Anzac Day will be particularly poignant for Raglan museum president Ken Soanes this year as he remembers a great uncle who died of war wounds on the other side of the world 100 years ago to the day.
Arthur William Watkins was one of 10 soldiers from Raglan to die in 1918, the last year of World War 1. All up, 29 of the 154 men from the district who served in the four-year war did not survive.
A sawmiller from Te Uku, Arthur was a stretcher-bearer on the front line, Ken told the Chronicle.

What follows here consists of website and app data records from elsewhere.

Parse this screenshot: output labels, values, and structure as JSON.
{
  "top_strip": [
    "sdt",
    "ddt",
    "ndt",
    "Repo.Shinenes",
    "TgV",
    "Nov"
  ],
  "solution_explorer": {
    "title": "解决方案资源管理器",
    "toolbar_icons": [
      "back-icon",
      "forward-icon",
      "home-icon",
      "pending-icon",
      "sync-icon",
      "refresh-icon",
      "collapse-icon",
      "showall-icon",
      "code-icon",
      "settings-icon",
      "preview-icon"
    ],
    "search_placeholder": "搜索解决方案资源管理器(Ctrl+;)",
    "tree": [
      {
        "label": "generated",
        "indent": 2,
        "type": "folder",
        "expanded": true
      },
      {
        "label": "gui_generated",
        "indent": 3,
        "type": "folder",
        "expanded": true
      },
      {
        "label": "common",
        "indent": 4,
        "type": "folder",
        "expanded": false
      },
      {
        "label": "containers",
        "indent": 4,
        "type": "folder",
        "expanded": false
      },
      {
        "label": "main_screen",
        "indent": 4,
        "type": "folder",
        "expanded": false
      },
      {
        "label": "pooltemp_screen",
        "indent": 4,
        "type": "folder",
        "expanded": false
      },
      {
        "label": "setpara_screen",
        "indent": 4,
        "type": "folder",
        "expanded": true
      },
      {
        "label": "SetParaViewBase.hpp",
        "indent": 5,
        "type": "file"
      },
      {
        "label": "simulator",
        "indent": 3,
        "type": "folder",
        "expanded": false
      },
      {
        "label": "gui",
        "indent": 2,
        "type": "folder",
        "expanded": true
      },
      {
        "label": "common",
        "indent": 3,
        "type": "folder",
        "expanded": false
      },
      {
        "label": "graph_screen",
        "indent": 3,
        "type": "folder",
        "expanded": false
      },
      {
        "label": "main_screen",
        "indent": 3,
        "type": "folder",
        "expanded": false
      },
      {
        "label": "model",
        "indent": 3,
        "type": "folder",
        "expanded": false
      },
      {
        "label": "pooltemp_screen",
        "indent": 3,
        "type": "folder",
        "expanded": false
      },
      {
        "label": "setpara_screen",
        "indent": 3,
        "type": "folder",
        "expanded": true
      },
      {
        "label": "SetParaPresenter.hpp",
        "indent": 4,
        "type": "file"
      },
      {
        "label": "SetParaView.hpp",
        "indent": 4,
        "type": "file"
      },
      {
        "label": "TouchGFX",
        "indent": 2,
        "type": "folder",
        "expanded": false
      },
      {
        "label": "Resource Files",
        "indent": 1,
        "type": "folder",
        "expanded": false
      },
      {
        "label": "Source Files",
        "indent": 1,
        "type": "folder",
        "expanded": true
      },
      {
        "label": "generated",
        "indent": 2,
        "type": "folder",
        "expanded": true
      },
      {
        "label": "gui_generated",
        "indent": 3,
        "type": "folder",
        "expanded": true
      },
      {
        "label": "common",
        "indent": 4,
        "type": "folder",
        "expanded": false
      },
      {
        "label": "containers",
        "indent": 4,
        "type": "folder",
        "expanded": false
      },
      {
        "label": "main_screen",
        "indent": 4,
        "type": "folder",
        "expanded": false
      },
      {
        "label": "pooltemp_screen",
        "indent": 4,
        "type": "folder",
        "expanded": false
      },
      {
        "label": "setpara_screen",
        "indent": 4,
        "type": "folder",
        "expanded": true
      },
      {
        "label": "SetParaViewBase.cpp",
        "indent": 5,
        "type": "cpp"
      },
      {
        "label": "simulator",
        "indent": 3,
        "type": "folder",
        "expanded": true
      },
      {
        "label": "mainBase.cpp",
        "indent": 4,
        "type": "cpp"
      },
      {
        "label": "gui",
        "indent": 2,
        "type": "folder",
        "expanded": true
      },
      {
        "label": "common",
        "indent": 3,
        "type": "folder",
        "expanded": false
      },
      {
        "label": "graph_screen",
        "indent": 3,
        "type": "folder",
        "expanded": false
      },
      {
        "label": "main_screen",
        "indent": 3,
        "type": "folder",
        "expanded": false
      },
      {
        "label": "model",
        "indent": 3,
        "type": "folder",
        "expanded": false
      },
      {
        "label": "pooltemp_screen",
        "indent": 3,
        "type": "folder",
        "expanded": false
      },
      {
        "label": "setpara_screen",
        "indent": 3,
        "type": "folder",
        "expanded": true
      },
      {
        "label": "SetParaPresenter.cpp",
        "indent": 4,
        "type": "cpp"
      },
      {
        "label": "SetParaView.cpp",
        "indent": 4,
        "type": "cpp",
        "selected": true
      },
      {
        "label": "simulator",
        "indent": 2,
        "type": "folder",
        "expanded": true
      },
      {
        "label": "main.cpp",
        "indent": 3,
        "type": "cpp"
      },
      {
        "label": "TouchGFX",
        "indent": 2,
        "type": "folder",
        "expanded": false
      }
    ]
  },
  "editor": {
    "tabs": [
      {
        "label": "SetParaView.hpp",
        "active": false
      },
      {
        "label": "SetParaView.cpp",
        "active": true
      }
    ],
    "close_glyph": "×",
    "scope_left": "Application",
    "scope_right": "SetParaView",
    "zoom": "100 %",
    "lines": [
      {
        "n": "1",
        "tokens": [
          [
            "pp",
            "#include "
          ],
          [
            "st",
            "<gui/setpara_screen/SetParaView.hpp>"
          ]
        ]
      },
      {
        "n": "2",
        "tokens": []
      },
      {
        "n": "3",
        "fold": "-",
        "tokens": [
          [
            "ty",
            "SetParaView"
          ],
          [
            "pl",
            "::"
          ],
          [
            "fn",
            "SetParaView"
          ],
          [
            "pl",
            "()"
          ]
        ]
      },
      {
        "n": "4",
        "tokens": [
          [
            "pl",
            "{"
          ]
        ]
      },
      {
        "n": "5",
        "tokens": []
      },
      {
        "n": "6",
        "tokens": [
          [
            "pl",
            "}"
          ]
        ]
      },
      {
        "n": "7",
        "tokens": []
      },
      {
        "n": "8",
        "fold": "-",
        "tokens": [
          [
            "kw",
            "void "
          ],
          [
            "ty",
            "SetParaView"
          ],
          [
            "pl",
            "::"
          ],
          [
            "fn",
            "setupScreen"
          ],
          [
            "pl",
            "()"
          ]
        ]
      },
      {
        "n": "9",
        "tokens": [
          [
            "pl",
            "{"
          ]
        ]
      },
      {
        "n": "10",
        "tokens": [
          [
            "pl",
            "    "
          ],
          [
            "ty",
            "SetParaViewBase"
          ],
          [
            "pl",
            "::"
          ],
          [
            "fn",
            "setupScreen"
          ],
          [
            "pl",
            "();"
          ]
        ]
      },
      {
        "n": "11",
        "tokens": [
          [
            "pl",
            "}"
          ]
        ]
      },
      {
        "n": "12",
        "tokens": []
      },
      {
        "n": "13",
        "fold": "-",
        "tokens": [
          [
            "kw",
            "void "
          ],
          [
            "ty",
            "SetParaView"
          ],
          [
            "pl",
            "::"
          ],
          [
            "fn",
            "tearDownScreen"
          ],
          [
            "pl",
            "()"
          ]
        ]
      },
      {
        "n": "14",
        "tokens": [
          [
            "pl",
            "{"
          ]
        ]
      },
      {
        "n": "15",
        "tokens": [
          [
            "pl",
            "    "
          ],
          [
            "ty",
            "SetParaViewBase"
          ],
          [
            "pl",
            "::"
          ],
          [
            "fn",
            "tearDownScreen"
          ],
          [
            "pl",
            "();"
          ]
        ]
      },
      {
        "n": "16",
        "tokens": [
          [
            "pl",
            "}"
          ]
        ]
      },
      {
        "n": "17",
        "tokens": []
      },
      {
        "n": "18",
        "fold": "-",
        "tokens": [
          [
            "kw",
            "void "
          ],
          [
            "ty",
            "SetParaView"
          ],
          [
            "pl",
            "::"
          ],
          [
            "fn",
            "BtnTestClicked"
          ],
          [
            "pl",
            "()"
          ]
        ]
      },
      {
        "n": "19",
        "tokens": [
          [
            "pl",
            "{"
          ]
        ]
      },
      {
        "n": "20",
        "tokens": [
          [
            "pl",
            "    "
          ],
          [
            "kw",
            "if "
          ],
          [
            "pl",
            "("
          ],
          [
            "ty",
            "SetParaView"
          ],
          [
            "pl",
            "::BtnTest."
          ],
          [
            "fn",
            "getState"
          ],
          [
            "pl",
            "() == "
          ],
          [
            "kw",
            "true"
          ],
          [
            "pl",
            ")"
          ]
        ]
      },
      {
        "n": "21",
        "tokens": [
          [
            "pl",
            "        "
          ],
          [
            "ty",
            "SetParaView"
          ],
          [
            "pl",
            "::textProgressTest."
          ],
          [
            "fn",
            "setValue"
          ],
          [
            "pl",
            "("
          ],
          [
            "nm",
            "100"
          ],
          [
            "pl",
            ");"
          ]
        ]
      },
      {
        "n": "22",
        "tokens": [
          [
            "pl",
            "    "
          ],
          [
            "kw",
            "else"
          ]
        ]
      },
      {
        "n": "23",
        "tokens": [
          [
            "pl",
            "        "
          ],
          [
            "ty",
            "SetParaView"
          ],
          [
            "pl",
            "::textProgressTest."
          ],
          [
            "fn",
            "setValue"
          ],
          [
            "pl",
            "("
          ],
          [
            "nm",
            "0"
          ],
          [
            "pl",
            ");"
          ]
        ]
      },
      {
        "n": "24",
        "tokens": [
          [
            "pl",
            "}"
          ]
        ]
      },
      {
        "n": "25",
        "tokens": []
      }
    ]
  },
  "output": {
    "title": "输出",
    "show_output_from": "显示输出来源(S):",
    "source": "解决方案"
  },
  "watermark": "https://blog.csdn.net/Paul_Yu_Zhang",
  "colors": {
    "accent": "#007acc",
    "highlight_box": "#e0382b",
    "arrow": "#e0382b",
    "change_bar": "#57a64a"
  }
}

After being wounded he was sent to England where he died on what is now Anzac Day, April 25.
In Ken’s collection of photos sent home by his great-uncle while on active service in France and Belgium, there’s one with a message that reads: “Put this aside for me when I get back.”
It’s a very emotional family connection, Ken admits. “I really feel it on Anzac Day.”
There’s also a second link, as it has turned out.
Through his work on the museum’s ‘Raglan Remembers World War One’ exhibition, Ken has recently discovered he had a second great-uncle here, Malcolm Mackinnon, who also died in the war.
Research reveals he was the first teacher at Waitetuna School.
The permanent World War One exhibition includes not only a wall display and comprehensive touchscreen catalogue – with links to the Auckland Cenotaph – but also a ring-binder folder of local soldiers’ personal stories as supplied by their descendants.
“Every man has a story,” Ken observes as the Chronicle delves into a few of them.
Farmhand Kenneth Aubrey Moon was also one of the 10 who died in 1918 and whose name is inscribed, like those of his fallen Raglan district comrades, on the war memorial cenotaph downtown. He died on active service during the Ramleh War in Palestine.
Quite a few from Raglan went to Palestine where they fought in battles as fierce but lesser known than Gallipoli, says Ken.
Other 1918 victims of the war who have descendants still in the district include Patrick Pierce Phelan, who died in France and is related to the Shea family, and Francis Arthur Vercoe who died that year on his return from battle.
Benjamin Charles Vernon was another who died of his wounds in France in 1918, having been at a mounted rifles training camp five years earlier along with other Raglan soldiers.
Then there’s the story of Alfred Lawrence Galvan, who worked for his father Richard in the original blacksmiths in Cliff Street. Alfred also operated the launch ‘Harmony’ on Whaingaroa harbour, and his family tried to prevent him from going to war. But he was forced to enlist in 2017 only to die of pneumonia while in training in New Zealand the following year.
“There’s all sorts of stories … and court cases … about people getting caught in the ballot,” Ken reveals.
Four other locals are listed among 1918’s war casualties: Hugh Saunders Pain, Henry Lionel Coate, Gordon Dodderidge Ferriman and Henry William Phillips.
A 20-minute series of interviews with descendants of some of those from Raglan who fought in the war is also set up on computer on the museum’s mezzanine floor and makes for quite moving viewing, Ken says.
The series includes footage from longtime Raglan families who are still here today – like the Wallises, Sweetmans, Gibbisons and Pearts.
The wall display itself starts with a timeline showing where New Zealand and particularly Raglan soldiers were involved overseas.
It includes some interesting lesser known facts, Ken says, such as that the first Kiwi to serve in the war was from the Raglan district. He was Captain Herbert Ambrose Cooper, a Waitetuna farmer who joined the Royal Flying Corps in England.
Other sections of the exhibition reveal how a patriotic community back in Raglan raised in 1918 the equivalent of $70,000 for the NZ Red Cross through just one day’s fundraising in the local town hall, and how hundreds of horses were sent from Raglan to be used in the war effort.